Many dismiss the Christian belief that God created the entire cosmos—matter, energy, space, time, and laws—as coming from a primitive myth. By “cosmos” I mean “everything that is or ever was or ever will be,” which would include the multiverse (if there is such a thing) beyond our observed universe, but would not include God. Only one of the following statements, however, is actually compatible with the cosmos as we know it:

“In the beginning, God created the heavens and the earth.

“In the beginning, nothing created everything.”

In the universe we live in, things do not pop into existence completely out of nothing. I am not talking about random quantum fluctuations creating subatomic particles here and there, because these particles are not truly popping up out of nothing. By nothing, I mean nothing — no space, time, matter, energy, nor laws. Because of this, it is incompatible with what we know about the cosmos—that is, it is incompatible with science—to believe that the cosmos came from absolutely nothing, or that it somehow created itself.

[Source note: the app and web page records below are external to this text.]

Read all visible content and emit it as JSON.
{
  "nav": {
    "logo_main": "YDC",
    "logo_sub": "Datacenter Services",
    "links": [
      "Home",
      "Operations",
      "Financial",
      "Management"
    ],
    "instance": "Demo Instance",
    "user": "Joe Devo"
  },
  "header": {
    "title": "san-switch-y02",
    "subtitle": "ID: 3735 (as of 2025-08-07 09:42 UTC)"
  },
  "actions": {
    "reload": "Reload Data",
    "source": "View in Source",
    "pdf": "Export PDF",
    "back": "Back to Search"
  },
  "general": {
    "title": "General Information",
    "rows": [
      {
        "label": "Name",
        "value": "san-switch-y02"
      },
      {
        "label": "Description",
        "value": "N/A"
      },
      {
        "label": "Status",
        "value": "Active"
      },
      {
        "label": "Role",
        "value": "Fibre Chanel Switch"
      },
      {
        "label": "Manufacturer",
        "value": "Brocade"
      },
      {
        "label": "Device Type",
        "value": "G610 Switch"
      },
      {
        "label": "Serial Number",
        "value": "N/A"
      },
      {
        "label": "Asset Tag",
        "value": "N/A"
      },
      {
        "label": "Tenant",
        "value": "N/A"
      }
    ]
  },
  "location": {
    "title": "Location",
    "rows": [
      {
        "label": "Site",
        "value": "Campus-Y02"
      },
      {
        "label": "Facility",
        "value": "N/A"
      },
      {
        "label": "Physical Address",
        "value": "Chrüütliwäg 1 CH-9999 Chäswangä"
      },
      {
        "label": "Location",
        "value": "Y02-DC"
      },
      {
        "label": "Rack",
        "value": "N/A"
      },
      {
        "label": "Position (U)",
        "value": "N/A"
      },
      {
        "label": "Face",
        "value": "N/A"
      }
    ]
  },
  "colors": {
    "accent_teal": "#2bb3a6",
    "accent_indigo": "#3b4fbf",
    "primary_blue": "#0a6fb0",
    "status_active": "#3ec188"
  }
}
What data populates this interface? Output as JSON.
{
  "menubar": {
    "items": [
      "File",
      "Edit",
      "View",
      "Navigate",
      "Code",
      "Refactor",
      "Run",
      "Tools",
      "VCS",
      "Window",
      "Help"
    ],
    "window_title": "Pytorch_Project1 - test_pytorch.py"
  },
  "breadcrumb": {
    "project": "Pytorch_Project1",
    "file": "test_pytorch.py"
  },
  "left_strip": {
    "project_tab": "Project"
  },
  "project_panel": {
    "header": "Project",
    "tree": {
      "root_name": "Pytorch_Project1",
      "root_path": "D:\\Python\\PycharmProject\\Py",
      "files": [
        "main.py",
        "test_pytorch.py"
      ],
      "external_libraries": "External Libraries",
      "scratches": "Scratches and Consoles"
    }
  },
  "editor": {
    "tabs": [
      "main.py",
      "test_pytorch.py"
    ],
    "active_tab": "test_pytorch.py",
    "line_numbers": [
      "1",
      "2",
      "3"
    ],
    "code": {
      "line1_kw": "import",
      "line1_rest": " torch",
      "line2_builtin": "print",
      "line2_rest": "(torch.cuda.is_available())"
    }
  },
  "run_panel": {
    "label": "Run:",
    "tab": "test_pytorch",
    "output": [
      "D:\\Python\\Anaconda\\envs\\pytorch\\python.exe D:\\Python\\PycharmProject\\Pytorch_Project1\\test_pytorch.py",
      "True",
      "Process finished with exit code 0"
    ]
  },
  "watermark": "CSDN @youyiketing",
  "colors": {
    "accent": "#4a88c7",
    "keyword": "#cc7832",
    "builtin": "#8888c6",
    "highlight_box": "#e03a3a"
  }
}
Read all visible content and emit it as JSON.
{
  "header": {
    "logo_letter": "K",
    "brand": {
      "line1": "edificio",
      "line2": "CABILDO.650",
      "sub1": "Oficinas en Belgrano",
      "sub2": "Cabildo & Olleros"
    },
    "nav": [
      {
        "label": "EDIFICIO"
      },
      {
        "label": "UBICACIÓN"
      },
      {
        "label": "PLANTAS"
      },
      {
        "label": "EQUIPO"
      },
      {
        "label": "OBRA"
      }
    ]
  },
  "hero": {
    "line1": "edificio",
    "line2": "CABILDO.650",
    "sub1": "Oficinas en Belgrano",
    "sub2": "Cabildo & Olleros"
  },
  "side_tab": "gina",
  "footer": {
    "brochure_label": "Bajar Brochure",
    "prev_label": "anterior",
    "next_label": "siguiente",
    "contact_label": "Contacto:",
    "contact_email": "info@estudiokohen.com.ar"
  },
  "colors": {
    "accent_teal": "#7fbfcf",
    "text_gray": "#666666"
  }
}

On the other hand, it is compatible with the universe as we know it (i.e. science) to advocate that it was caused to exist by something completely outside of it. There is absolutely no scientific reason, therefore, for a scientist to not accept that “in the beginning, God created the heavens and the earth.”

Grace and Peace

GeoScriptures — John 1:1,14 — God in a dot

In the beginning was the Word, and the Word was with God, and the Word was God…. The Word became flesh and made his dwelling among us. — John 1:1,14 (NIV 1984)

Perhaps one of the most extraordinary claims of the Christian faith is not that God created the universe (many philosophers believe there must be something outside of the universe that created the universe), or that God can work miracles such as the parting of the Red Sea, but that Jesus Christ (the Word of John chapter one) was God in the flesh. In verse one, it states that “the Word was God,” and in verse fourteen John writes that “The Word became flesh.”

This means that the God who created the entire universe (with all of its laws, energy, and matter), who knows both the position and momentum of each subatomic particle in the universe, and without whom the universe would cease to exist in less than a nanosecond—this God of “all there is or was or ever will be,” became a human being. Not only did God become fully human (while retaining full deity), he became a zygote, a fertilized ovum, about the size of the period at the end of this sentence.

Much of this is mysterious to us. How can someone be fully God and fully human? How can God, as the second person of the Trinity, be compressed into a single human cell? We don’t fully know, but we can be filled with wonder.

This tells us several important things about the God of the universe:

  1. God is not the God of the deists; a God who winds up the clock of the universe and then lets it run its course without intervention. God is not only involved in the day-to-day running of the universe, he actually has stepped into his creation to become a creature.
  2. God cares deeply about human beings. God does not look at the heart-wrenching suffering and injustices in this world with indifference, as some accuse him of doing. Instead, God entered into this mess in the person of Jesus Christ. He was born into poverty, saw and experienced great sorrow and suffering, was sentenced to death in a series of unjust trials, and was severely beaten before being nailed naked to a roughly-hewn piece of wood. This is not a God who ignores our pain, but who takes the sin of the world upon himself.
  3. Zygotes matter to God. Embryos matter. The Word became flesh at the point of conception. This tells us that a fertilized egg—a zygote—is fully human, which implies that to kill a zygote (i.e. abortion) is the moral equivalent of murdering any other human.

Grace and Peace